To help urban poor go to health facilities after working hours, urban primary health centres, planned under the National Urban Health Mission (NUHM), will function from noon to 8 p.m. Out-patient departments at standard health facilities worked only in the morning; when patients had to go to work, visiting a doctor or hospital would mean losing a day’s salary, Anuradha Gupta, Additional Secretary, Ministry of Health and Family Welfare, said. Another important feature of the NUHM was the inclusion of urban-centric issues: domestic violence, sexual exploitation, HIV/AIDS, trafficking, and child and drug abuse, and gender-related matters. “These are broadly urban issues, but need to be addressed,” Ms. Gupta told The Hindu . For this, the NUHM would work in coordination with non-governmental and civil society organisations.
The NUHM, approved recently by the Cabinet, will run parallel to the National Rural Health Mission (NRHM). Reproductive and child health programmes apart, it will address communicable and non-communicable diseases, especially State-specific diseases such as sickle-cell and flourosis.
The Ministry of Health and Family Welfare started the programme on Monday, urging the States to map out slums and unlisted clusters in cities and the health facilities available there in order to identify the gaps in services, and to appoint a nodal officer for coordination. The Ministries of Housing and Urban Poverty Alleviation and Urban Development will play an important role in the implementation.
Close to 40 per cent of India’s population will live in urban centres by 2026, with 25 per cent of them being poor, and 10 per cent vulnerable such as rag-pickers, rickshaw-pullers and homeless children. This population has restricted access to facilities such as health care, housing, and sanitation, resulting in communicable and non-communicable diseases.

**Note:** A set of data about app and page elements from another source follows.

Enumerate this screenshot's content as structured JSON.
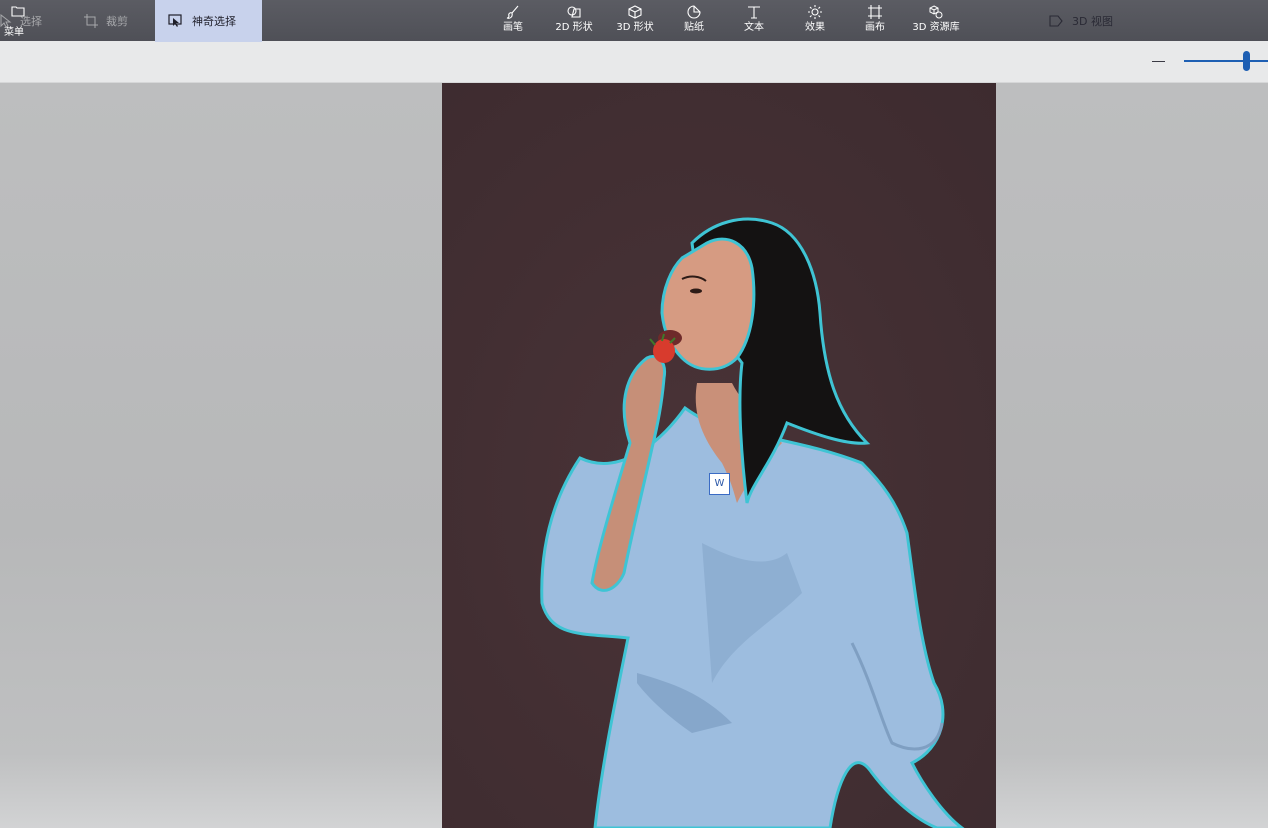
{
  "topbar": {
    "menu": {
      "label": "菜单",
      "icon": "folder-icon"
    },
    "tools": [
      {
        "label": "画笔",
        "icon": "brush-icon"
      },
      {
        "label": "2D 形状",
        "icon": "shapes-2d-icon"
      },
      {
        "label": "3D 形状",
        "icon": "cube-icon"
      },
      {
        "label": "贴纸",
        "icon": "sticker-icon"
      },
      {
        "label": "文本",
        "icon": "text-icon"
      },
      {
        "label": "效果",
        "icon": "effects-sun-icon"
      },
      {
        "label": "画布",
        "icon": "canvas-icon"
      },
      {
        "label": "3D 资源库",
        "icon": "library-3d-icon"
      }
    ]
  },
  "subbar": {
    "select": "选择",
    "crop": "裁剪",
    "magic_select": "神奇选择",
    "view_3d": "3D 视图"
  },
  "canvas": {
    "marker_label": "W"
  },
  "colors": {
    "toolbar_bg": "#55565d",
    "subbar_bg": "#e8e9ea",
    "active_tool_bg": "#c8d2ec",
    "accent": "#1e5fb3",
    "selection_outline": "#3fc4d4",
    "photo_bg": "#432f33"
  }
}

In phases, the NUHM will cover all cities and towns with a population of over 50,000. Primary health centres will be set up near slums and low-income neighbourhoods. The government is open to roping in the private sector. There will be no health sub-centres. Accredited Social Health Activists will be recruited and Auxiliary Nurse Midwives drafted, one for every 1,000-2,500 slum population (200-500 slum households).
Aim is to help urban poor go to health facilities after working hours